  • Anchor-specific data structures for object-segmentations (pixel subregions, encoded into HDF5) and geometric shapes (useful for shape annotations and certain kinds of processing).

Image file formats

The drivers for reading images in Anchor are termed readers and all inherit from org.anchoranalysis.image.io.bean.rasterreader.RasterReader

Default Reader - Bioformats

The default reader, org.anchoranalysis.plugin.io.bean.rasterreader.BioformatsReader, employs Bioformats a popular open source library for reading microscopy and digital pathology images - as well as conventional photographs.

Please see the full list of Bioformat’s 150 supported formats - with varying degrees of support.

Multi-file driver

Another driver, the org.anchoranalysis.plugin.io.bean.rasterreader.MultiFileReader virtually combines different files into a single image (as varying channels, or varying z-stacks in a 3D image, or varying timepoints in a time-series). A regular-expression is used to match file-paths.

Helper utility drivers

Other drivers in org.anchoranalysis.plugin.io.bean.rasterreader provide useful utility functions:

Class Function
FlattenAsChannel Converts indexed/time-series images into different channels.
ImposeResolution Imposes a specific physical pixel size (across X,Y,Z dimensions).
ReadVoxelExtentXml Reads physical pixel-size from an accompanying .xml file for each image.
ThreeWayBranchXYResolution Uses different readers for different ranges of X,Y physical pixel size.
RejectIfConditionXYResolution Rejects images if a condition is filled on the X-Y resolution.

Custom drivers

Drivers for a wider range of formats are architecturally easily possible, but not currently implemented in the standard Anchor distribution.

Changing the default driver

The default RasterReader is set in a configuration-file:
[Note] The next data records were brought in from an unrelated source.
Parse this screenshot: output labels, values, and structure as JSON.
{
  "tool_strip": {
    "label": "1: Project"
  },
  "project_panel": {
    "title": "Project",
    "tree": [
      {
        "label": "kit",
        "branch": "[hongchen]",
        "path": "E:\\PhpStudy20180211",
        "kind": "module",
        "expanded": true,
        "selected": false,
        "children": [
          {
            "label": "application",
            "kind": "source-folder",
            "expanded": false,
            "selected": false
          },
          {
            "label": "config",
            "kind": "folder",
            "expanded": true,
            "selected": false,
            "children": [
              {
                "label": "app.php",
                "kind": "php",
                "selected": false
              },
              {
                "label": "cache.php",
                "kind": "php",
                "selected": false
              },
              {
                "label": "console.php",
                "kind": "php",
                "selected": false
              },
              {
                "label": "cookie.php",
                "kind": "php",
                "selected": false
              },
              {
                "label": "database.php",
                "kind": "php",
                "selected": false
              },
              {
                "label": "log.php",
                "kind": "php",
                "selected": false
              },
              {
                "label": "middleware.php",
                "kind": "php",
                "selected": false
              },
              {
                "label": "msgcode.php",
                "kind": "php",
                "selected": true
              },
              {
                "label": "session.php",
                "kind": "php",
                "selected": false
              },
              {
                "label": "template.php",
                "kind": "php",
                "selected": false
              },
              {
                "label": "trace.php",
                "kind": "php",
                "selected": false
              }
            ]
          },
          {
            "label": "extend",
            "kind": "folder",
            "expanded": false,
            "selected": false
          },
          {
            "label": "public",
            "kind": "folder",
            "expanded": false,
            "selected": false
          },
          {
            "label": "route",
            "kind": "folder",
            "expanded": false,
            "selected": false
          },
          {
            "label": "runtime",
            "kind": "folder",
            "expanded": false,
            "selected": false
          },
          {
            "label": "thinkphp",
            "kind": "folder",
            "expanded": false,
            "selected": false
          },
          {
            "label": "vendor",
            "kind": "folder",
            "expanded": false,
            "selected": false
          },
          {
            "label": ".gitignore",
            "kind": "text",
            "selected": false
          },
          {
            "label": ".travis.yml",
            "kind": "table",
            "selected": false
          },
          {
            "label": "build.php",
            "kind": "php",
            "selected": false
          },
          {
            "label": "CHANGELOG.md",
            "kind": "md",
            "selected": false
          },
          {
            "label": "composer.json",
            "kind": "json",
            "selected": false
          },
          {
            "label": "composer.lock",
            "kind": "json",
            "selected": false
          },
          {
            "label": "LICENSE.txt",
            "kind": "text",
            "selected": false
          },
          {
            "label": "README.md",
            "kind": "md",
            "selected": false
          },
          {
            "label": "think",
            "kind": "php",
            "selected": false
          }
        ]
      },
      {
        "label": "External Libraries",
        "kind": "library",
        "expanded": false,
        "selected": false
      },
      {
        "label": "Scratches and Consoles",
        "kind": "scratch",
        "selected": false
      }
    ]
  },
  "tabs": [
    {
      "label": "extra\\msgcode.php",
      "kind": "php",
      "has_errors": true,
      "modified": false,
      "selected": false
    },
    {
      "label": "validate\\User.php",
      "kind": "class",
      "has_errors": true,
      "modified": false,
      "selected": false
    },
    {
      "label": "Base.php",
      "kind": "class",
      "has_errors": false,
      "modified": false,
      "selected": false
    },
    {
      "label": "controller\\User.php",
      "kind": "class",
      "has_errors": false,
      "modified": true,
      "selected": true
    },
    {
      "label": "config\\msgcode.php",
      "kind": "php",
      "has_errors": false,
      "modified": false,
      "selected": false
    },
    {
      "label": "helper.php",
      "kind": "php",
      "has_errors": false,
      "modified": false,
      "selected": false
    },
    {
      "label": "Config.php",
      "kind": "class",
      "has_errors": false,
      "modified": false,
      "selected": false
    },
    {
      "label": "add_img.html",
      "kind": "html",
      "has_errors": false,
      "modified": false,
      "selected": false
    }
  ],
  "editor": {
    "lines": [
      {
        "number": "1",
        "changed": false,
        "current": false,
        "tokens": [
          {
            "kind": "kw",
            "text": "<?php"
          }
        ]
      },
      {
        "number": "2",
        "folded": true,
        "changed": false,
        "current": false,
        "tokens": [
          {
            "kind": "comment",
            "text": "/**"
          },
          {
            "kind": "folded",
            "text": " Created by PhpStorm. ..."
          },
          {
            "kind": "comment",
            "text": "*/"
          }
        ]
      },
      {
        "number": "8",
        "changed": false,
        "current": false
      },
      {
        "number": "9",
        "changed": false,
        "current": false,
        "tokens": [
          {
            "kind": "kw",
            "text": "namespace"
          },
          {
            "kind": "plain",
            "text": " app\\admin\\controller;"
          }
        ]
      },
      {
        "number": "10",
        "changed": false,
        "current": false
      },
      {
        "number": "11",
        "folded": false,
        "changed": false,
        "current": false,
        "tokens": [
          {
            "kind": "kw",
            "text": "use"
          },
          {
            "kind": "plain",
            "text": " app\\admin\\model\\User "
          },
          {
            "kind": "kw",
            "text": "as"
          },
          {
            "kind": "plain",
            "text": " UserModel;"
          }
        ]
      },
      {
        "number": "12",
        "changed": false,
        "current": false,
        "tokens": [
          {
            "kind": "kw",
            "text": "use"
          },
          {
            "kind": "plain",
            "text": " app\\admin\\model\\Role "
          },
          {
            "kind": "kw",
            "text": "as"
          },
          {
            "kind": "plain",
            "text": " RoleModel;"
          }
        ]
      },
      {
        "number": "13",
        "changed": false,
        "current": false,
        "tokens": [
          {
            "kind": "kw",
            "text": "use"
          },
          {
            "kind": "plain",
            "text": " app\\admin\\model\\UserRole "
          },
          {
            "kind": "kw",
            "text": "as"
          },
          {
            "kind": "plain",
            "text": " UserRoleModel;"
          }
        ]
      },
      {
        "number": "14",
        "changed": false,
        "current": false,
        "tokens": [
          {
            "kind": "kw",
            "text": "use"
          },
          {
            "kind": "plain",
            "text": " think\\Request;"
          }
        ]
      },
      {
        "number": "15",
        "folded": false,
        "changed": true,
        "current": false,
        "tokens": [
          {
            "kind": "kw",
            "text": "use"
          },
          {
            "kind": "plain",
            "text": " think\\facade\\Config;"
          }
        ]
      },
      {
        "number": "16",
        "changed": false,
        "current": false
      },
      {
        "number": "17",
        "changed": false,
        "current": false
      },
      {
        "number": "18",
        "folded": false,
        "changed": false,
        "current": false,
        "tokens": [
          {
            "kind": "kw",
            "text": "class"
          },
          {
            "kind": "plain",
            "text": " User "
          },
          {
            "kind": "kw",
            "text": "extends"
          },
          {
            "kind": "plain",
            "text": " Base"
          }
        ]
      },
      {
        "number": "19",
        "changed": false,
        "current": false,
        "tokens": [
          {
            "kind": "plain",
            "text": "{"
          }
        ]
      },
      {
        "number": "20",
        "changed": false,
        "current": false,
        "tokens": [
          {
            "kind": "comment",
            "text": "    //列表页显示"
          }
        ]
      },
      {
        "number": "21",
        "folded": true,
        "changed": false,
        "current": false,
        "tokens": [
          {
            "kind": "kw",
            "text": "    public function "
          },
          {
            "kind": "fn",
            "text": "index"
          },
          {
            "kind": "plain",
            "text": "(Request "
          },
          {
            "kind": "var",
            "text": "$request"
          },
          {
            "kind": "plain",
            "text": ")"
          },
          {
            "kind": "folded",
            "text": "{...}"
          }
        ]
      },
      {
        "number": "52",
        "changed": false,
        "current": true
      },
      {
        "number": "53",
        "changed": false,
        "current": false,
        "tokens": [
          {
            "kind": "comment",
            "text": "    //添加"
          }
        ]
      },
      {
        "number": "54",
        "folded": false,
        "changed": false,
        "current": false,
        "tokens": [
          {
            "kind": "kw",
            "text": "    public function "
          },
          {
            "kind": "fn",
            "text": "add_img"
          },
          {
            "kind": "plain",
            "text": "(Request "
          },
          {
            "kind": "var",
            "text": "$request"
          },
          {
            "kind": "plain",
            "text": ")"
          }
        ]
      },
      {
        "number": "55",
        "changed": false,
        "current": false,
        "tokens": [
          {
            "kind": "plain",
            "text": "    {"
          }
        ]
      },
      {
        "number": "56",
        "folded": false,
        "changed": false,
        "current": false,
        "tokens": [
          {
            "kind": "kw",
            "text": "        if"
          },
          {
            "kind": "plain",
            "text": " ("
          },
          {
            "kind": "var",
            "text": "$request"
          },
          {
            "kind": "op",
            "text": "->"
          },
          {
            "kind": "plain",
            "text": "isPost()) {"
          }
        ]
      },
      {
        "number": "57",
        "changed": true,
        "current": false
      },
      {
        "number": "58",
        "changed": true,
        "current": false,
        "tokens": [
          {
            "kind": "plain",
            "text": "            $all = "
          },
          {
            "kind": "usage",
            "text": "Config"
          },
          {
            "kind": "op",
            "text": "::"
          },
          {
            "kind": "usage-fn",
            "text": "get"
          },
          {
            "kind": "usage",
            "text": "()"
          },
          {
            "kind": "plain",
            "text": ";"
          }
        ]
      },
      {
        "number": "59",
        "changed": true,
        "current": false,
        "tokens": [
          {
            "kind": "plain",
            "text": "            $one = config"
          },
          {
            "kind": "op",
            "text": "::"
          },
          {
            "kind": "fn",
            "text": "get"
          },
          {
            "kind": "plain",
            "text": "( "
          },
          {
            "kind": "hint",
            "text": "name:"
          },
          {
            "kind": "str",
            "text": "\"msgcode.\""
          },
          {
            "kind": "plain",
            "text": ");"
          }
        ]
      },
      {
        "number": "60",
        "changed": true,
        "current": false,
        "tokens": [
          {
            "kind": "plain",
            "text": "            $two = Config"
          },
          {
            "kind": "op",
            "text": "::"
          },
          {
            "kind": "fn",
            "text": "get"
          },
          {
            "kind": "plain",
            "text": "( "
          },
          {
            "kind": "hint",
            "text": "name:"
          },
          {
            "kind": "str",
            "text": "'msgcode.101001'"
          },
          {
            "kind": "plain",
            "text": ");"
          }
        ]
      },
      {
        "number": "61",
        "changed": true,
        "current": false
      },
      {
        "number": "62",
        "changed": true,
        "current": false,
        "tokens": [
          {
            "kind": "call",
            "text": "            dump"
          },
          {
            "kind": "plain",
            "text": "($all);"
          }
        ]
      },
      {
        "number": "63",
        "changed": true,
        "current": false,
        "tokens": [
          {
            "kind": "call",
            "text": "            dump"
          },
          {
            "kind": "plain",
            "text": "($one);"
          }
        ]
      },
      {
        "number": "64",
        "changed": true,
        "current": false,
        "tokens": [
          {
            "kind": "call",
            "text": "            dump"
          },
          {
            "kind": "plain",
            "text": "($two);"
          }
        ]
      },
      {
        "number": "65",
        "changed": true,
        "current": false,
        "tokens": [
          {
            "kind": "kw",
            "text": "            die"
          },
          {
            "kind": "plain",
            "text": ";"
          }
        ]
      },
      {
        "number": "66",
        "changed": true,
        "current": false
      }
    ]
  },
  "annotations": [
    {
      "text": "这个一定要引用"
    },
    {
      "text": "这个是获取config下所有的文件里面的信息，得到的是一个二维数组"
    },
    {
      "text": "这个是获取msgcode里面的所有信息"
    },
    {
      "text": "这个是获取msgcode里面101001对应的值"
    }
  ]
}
  • $ANCHOR_HOME/config/defaultBeans.xml in the main Anchor distribution, and
  • $USER_HOME/.anchor/defaultBeans.xml optionally, taking precedence.